Python is a versatile programming language that developers use for various purposes, including data visualization. In this guide, we will focus on a common issue that developers face when dealing with data visualization in Python: the "ValueError - One Color Per Dataset Requirement" error. We will provide a step-by-step solution to fix this error and ensure that your code runs smoothly. Additionally, we will also have an FAQ section to address common questions related to this issue.
Table of Contents
- Understanding the ValueError - One Color Per Dataset Requirement Error
- Step-by-Step Solution to Fix the Error
Understanding the ValueError - One Color Per Dataset Requirement Error
This error occurs when you try to use more than one color for a single dataset in data visualization libraries like Matplotlib, Seaborn, or Plotly. It is important to note that each dataset should be assigned only one color to avoid confusion and maintain consistency in your visualizations.
For example, if you try to use multiple colors for a single dataset while creating a bar chart, you may encounter this error.
import matplotlib.pyplot as plt data = [1, 2, 3, 4, 5] colors = ['r', 'g', 'b', 'y', 'm'] plt.bar(data, data, color=colors) plt.show()

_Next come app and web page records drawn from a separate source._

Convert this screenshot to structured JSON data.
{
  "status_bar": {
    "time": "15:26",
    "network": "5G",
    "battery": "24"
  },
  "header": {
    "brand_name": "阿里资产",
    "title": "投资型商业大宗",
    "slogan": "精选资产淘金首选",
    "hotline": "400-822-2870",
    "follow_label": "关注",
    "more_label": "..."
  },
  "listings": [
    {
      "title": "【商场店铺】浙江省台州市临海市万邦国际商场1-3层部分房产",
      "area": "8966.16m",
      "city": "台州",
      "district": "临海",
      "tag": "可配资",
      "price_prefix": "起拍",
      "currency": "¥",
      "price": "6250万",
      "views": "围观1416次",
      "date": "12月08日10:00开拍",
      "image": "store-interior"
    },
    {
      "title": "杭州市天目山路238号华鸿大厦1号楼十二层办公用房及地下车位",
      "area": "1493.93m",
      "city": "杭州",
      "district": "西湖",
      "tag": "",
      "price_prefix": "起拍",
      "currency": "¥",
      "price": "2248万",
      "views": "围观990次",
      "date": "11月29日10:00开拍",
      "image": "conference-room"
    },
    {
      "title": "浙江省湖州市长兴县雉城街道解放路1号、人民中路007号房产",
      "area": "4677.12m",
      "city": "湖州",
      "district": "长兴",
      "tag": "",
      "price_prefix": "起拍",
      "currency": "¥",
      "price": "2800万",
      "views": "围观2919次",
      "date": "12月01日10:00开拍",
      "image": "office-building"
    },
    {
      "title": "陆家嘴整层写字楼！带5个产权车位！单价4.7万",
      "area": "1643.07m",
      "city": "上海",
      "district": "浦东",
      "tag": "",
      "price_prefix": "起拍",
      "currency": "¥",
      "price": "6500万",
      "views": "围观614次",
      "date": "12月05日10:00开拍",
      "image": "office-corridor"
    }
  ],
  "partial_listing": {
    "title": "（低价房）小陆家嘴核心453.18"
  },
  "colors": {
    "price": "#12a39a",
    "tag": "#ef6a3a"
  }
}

In this example, we have assigned five colors to a single dataset, which leads to the "ValueError - One Color Per Dataset Requirement" error.
Step-by-Step Solution to Fix the Error

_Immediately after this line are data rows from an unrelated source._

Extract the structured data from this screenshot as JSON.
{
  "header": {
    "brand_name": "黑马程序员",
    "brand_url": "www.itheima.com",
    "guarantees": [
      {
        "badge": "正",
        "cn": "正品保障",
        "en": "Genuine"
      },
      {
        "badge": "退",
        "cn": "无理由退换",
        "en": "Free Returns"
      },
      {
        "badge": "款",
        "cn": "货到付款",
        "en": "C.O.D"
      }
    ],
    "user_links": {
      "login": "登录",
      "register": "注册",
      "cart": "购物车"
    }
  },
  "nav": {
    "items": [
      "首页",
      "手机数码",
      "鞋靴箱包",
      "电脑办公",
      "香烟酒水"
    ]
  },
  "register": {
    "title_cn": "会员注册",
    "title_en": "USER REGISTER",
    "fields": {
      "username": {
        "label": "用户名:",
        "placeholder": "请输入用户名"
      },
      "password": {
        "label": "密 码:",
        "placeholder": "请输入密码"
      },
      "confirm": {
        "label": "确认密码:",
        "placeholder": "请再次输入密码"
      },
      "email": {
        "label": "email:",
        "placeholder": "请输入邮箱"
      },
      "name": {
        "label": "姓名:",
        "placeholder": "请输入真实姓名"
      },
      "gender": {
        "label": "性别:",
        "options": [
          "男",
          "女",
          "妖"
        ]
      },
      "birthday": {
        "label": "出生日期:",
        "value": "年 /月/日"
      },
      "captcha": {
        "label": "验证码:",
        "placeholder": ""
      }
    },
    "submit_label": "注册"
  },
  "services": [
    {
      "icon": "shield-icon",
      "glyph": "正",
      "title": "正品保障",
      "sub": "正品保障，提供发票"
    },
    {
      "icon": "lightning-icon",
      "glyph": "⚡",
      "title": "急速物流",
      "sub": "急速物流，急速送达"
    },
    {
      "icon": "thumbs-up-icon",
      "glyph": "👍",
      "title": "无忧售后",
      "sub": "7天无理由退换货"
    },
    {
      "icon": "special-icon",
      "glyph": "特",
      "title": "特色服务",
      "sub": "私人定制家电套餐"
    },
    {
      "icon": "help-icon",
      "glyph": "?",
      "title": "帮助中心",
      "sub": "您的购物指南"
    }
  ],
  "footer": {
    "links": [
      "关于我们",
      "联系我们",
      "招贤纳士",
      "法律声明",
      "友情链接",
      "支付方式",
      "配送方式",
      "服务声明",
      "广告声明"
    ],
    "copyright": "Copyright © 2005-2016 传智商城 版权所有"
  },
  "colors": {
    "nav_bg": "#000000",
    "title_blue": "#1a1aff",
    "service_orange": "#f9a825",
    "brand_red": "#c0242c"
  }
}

Follow these steps to resolve the "ValueError - One Color Per Dataset Requirement" error in your Python code:
Review your code: Check if you have assigned multiple colors to a single dataset in your data visualization code. Identify the specific line of code causing the error.
Assign one color per dataset: Modify your code to ensure that only one color is assigned to each dataset. If you need to use multiple colors, ensure that you have different datasets for each color.
import matplotlib.pyplot as plt data1 = [1, 2, 3, 4, 5] data2 = [6, 7, 8, 9, 10] plt.bar(data1, data1, color='r') plt.bar(data2, data2, color='g') plt.show()
In this example, we have assigned one color to each dataset, and the error is resolved.
Test your code: Run your modified code to ensure that the error is fixed, and your data visualization works as expected.
1. Can I use multiple colors for a single dataset?
No, you should not use multiple colors for a single dataset as it may lead to confusion and inconsistency in your data visualization. Instead, use one color per dataset to maintain clarity and readability.
2. How can I use different colors for different bars in a bar chart?
To use different colors for different bars in a bar chart, you can create separate datasets for each bar and assign colors accordingly. Alternatively, you can use a loop to assign different colors to each bar.
3. Can I use custom colors for my dataset?
Yes, you can use custom colors for your dataset. Most data visualization libraries like Matplotlib and Seaborn allow you to use custom colors by specifying their color codes (RGB, HEX, or RGBA) while assigning a color to a dataset.
4. How can I assign different colors to different categories in a scatter plot?
To assign different colors to different categories in a scatter plot, you can create separate datasets for each category and plot them individually with the desired colors.
5. How can I use color palettes in my data visualizations?
You can use color palettes in your data visualizations by importing them from a library like Seaborn or creating your own custom color palettes. You can then assign these color palettes to your datasets as needed.